### Your objective
Reproduce the entries. Match every word.

☆ ☆ ☆ ☆ ☆

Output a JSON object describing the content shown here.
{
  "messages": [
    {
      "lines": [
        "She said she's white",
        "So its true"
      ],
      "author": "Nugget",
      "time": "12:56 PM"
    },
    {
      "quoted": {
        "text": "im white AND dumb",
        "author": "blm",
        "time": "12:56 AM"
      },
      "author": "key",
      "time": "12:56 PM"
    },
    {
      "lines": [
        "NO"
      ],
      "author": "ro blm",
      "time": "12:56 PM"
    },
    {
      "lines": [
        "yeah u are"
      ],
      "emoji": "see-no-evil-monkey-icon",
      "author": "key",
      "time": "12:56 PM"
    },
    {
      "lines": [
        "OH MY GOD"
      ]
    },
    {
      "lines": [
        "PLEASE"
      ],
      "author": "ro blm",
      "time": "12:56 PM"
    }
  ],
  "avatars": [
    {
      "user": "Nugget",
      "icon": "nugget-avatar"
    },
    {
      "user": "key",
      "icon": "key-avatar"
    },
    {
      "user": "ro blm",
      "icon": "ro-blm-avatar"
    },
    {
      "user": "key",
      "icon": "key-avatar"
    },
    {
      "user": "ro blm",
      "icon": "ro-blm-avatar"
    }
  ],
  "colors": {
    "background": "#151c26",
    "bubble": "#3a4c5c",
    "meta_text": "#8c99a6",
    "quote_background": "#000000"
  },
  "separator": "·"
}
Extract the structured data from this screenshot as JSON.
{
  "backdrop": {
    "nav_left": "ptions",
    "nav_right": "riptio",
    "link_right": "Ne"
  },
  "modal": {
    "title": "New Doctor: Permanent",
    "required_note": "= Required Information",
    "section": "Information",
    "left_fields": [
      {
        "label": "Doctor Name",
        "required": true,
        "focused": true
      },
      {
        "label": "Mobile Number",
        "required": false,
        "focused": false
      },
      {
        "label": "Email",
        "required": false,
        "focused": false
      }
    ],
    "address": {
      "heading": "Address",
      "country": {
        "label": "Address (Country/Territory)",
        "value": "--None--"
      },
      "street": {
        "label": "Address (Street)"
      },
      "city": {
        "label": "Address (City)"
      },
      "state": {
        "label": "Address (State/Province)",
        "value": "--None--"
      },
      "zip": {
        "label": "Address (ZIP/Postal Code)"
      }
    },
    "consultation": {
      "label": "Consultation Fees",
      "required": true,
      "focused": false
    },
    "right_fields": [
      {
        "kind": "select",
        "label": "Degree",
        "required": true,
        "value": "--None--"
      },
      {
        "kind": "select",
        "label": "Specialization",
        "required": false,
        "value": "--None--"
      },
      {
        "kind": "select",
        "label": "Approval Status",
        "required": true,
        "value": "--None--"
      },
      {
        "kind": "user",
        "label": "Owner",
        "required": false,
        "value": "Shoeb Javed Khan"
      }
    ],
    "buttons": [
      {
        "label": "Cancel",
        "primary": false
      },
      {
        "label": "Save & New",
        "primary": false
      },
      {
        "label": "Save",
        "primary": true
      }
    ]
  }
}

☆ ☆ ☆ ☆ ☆

### Solution for this exercise
Output a JSON object describing the content shown here.
{
  "messages": [
    {
      "lines": [
        "She said she's white",
        "So its true"
      ],
      "author": "Nugget",
      "time": "12:56 PM"
    },
    {
      "quoted": {
        "text": "im white AND dumb",
        "author": "blm",
        "time": "12:56 AM"
      },
      "author": "key",
      "time": "12:56 PM"
    },
    {
      "lines": [
        "NO"
      ],
      "author": "ro blm",
      "time": "12:56 PM"
    },
    {
      "lines": [
        "yeah u are"
      ],
      "emoji": "see-no-evil-monkey-icon",
      "author": "key",
      "time": "12:56 PM"
    },
    {
      "lines": [
        "OH MY GOD"
      ]
    },
    {
      "lines": [
        "PLEASE"
      ],
      "author": "ro blm",
      "time": "12:56 PM"
    }
  ],
  "avatars": [
    {
      "user": "Nugget",
      "icon": "nugget-avatar"
    },
    {
      "user": "key",
      "icon": "key-avatar"
    },
    {
      "user": "ro blm",
      "icon": "ro-blm-avatar"
    },
    {
      "user": "key",
      "icon": "key-avatar"
    },
    {
      "user": "ro blm",
      "icon": "ro-blm-avatar"
    }
  ],
  "colors": {
    "background": "#151c26",
    "bubble": "#3a4c5c",
    "meta_text": "#8c99a6",
    "quote_background": "#000000"
  },
  "separator": "·"
}
Extract the structured data from this screenshot as JSON.
{
  "backdrop": {
    "nav_left": "ptions",
    "nav_right": "riptio",
    "link_right": "Ne"
  },
  "modal": {
    "title": "New Doctor: Permanent",
    "required_note": "= Required Information",
    "section": "Information",
    "left_fields": [
      {
        "label": "Doctor Name",
        "required": true,
        "focused": true
      },
      {
        "label": "Mobile Number",
        "required": false,
        "focused": false
      },
      {
        "label": "Email",
        "required": false,
        "focused": false
      }
    ],
    "address": {
      "heading": "Address",
      "country": {
        "label": "Address (Country/Territory)",
        "value": "--None--"
      },
      "street": {
        "label": "Address (Street)"
      },
      "city": {
        "label": "Address (City)"
      },
      "state": {
        "label": "Address (State/Province)",
        "value": "--None--"
      },
      "zip": {
        "label": "Address (ZIP/Postal Code)"
      }
    },
    "consultation": {
      "label": "Consultation Fees",
      "required": true,
      "focused": false
    },
    "right_fields": [
      {
        "kind": "select",
        "label": "Degree",
        "required": true,
        "value": "--None--"
      },
      {
        "kind": "select",
        "label": "Specialization",
        "required": false,
        "value": "--None--"
      },
      {
        "kind": "select",
        "label": "Approval Status",
        "required": true,
        "value": "--None--"
      },
      {
        "kind": "user",
        "label": "Owner",
        "required": false,
        "value": "Shoeb Javed Khan"
      }
    ],
    "buttons": [
      {
        "label": "Cancel",
        "primary": false
      },
      {
        "label": "Save & New",
        "primary": false
      },
      {
        "label": "Save",
        "primary": true
      }
    ]
  }
}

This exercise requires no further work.